e’ve been putting in the miles this month, giving our Kia Soul a good test on the UK’s motorways, with trips to Birmingham, Coventry, Nottingham and Northampton, covering several hundred miles. While the Kia drives well in town, it’s a bit of a letdown on the long haul.
First, we’ve got an auto which delivers 0–62mph in 11.7secs, and the acceleration at higher speeds is limited. The road noise kicks in at about 55mph, which means either conversation is kept to a minimum or the kids’ music is blasting out. The seats don’t fare much better. My bufeted ears were only outdone by my numb back.
I’d expect a car in this segment to be more economical, but you only get a disappointing 37mpg against a predicted 47.1mpg for the new Soul’s diesel engine.
It seems our Soul is defnitely suited to urban driving – a good reason to stay in town in future.
W1582cc, 4cyl turbodiesel, FWD, 126bhp, 192lb ft 47.1mpg, 158g/km CO2 0–62mph in 11.7secs, 110mph 1557kg £21,550/£21,550 his month’s big question: is the latest Mini a goodlooking car? Beauty, of course, is in the eye of the beholder – several apparently sane humans I’ve chatted to, for example, believe London’s Shard skyscraper to be a beautiful piece of architecture rather than gauche blasphemy of the landscape – but, after six months of staring at our Cooper, TG is qualifed to pass judgement.

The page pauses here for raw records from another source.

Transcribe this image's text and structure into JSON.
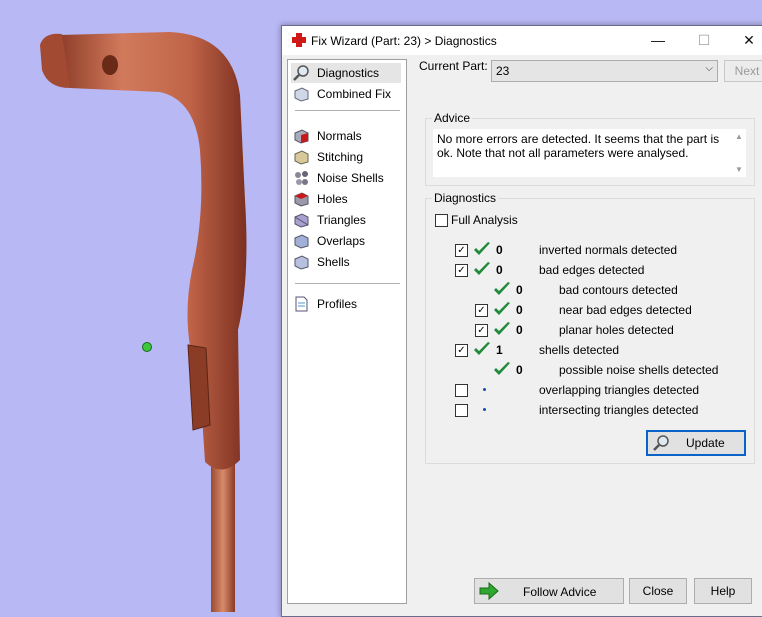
{
  "window": {
    "title": "Fix Wizard (Part: 23) > Diagnostics",
    "minimize_glyph": "—",
    "maximize_glyph": "☐",
    "close_glyph": "✕"
  },
  "nav": {
    "items": [
      {
        "label": "Diagnostics",
        "icon": "magnifier-icon",
        "selected": true
      },
      {
        "label": "Combined Fix",
        "icon": "cube-icon"
      },
      {
        "label": "Normals",
        "icon": "normals-icon"
      },
      {
        "label": "Stitching",
        "icon": "stitching-icon"
      },
      {
        "label": "Noise Shells",
        "icon": "noise-shells-icon"
      },
      {
        "label": "Holes",
        "icon": "holes-icon"
      },
      {
        "label": "Triangles",
        "icon": "triangles-icon"
      },
      {
        "label": "Overlaps",
        "icon": "overlaps-icon"
      },
      {
        "label": "Shells",
        "icon": "shells-icon"
      },
      {
        "label": "Profiles",
        "icon": "document-icon"
      }
    ]
  },
  "current_part": {
    "label": "Current Part:",
    "value": "23",
    "next_label": "Next"
  },
  "advice": {
    "title": "Advice",
    "text": "No more errors are detected. It seems that the part is ok. Note that not all parameters were analysed."
  },
  "diagnostics": {
    "title": "Diagnostics",
    "full_analysis_label": "Full Analysis",
    "full_analysis_checked": false,
    "rows": [
      {
        "checked": true,
        "status": "ok",
        "count": "0",
        "label": "inverted normals detected",
        "indent": 0
      },
      {
        "checked": true,
        "status": "ok",
        "count": "0",
        "label": "bad edges detected",
        "indent": 0
      },
      {
        "checked": null,
        "status": "ok",
        "count": "0",
        "label": "bad contours detected",
        "indent": 1
      },
      {
        "checked": true,
        "status": "ok",
        "count": "0",
        "label": "near bad edges detected",
        "indent": 1
      },
      {
        "checked": true,
        "status": "ok",
        "count": "0",
        "label": "planar holes detected",
        "indent": 1
      },
      {
        "checked": true,
        "status": "ok",
        "count": "1",
        "label": "shells detected",
        "indent": 0
      },
      {
        "checked": null,
        "status": "ok",
        "count": "0",
        "label": "possible noise shells detected",
        "indent": 1
      },
      {
        "checked": false,
        "status": "none",
        "count": "",
        "label": "overlapping triangles detected",
        "indent": 0
      },
      {
        "checked": false,
        "status": "none",
        "count": "",
        "label": "intersecting triangles detected",
        "indent": 0
      }
    ],
    "update_label": "Update"
  },
  "footer": {
    "follow_advice_label": "Follow Advice",
    "close_label": "Close",
    "help_label": "Help"
  },
  "colors": {
    "viewport_bg": "#b8b8f4",
    "part_color": "#c86a4e",
    "check_green": "#1f8a3a",
    "accent_blue": "#0a64c8"
  }
}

And the judgement is this: it’s nowhere – nowhere – near as bad as we, and the rest of the world, feared it might be when the frst spy shots emerged of the MkIII car in 2013, spy shots showing a yellow car with a chin to put Jay Leno to shame. In fact, so unfattering were the spy shots, and so vehement the online response, that Mini’s PR machine felt sufciently moved to release a statement that they no doubt intended to read as ‘jovial fst-waving’ but only managed to achieve ‘sense of humour failure’.
“Relentless papping is something British celebrities have learned to live with,” read the release. “Absolutely unaware and without make-up, the youngest member of our family was caught by sensationalist photographers in a highly sensitive family moment...”

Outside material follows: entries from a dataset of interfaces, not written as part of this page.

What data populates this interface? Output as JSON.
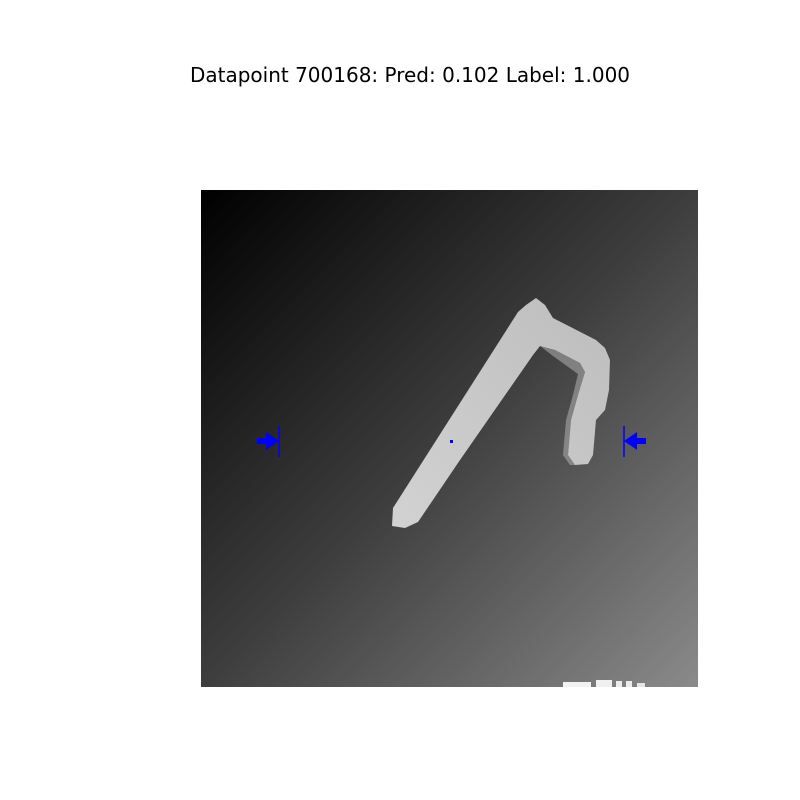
{
  "figure": {
    "title": "Datapoint 700168: Pred: 0.102 Label: 1.000"
  },
  "colors": {
    "background": "#ffffff",
    "marker": "#0000ff",
    "gradient_dark": "#000000",
    "gradient_light": "#8a8a8a",
    "object": "#c8c8c8"
  },
  "icons": {
    "left_marker": "arrow-right-icon",
    "right_marker": "arrow-left-icon",
    "center_marker": "center-dot-icon"
  }
}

And so on for several paragraphs more of anthropomorphic weirdness. Those original shots transpired to be of the Cooper S, which wears a rather bolder front spoiler than the standard Mini One and Cooper, a bottom lip that gives it the look of a suferer of both chronic underbite and spadeface syndrome. Our car’s phizog is rather less challenging.
Still, the Mini is one of those cars that’s curiously colour-dependent. Bright shades,
TRoom in the rear for two, and exactly no more. New fve-door Mini has a three-seat rear bench to these eyes at least, seem to highlight the MkIII’s bulkier fanks, whereas dark colours, like the blue of our test car, help to shrink it visually. But no matter the paint job, there’s no question the newest Mini doesn’t manage the taut simplicity of the 2001 original (not to mention the 1959 original-original), instead resembling the ofce worker who’s piled on a few pounds but insists on wearing the same slim-ft shirts. (Obviously this is not an autobiographical simile.)
Tough gig for the Mini designers. BMW’s reboot proved an unexpectedly neat pastiche of the Fifties icon, leaving little in the way of wiggle room to evolve later generations. In truth, the MkIII doesn’t do a bad job in squeezing more room, tech and comfort into something still recognisably Mini-shaped. It’s prettier than the Shard, at least.
1798 Simon Carrington
Can the Soul hack it as an urban family runaround? REPORT 6 1499cc, 3cyl turbo petrol, FWD, 134bhp, 162lb ft 62.8mpg, 105g/km CO2
0–62mph in 7.9secs, 130mph 1085kg £ £15,300/£24,830 Total mileage 7206 Driver Sam Philip Why it’s here Is the original posh hatch still the best posh hatch?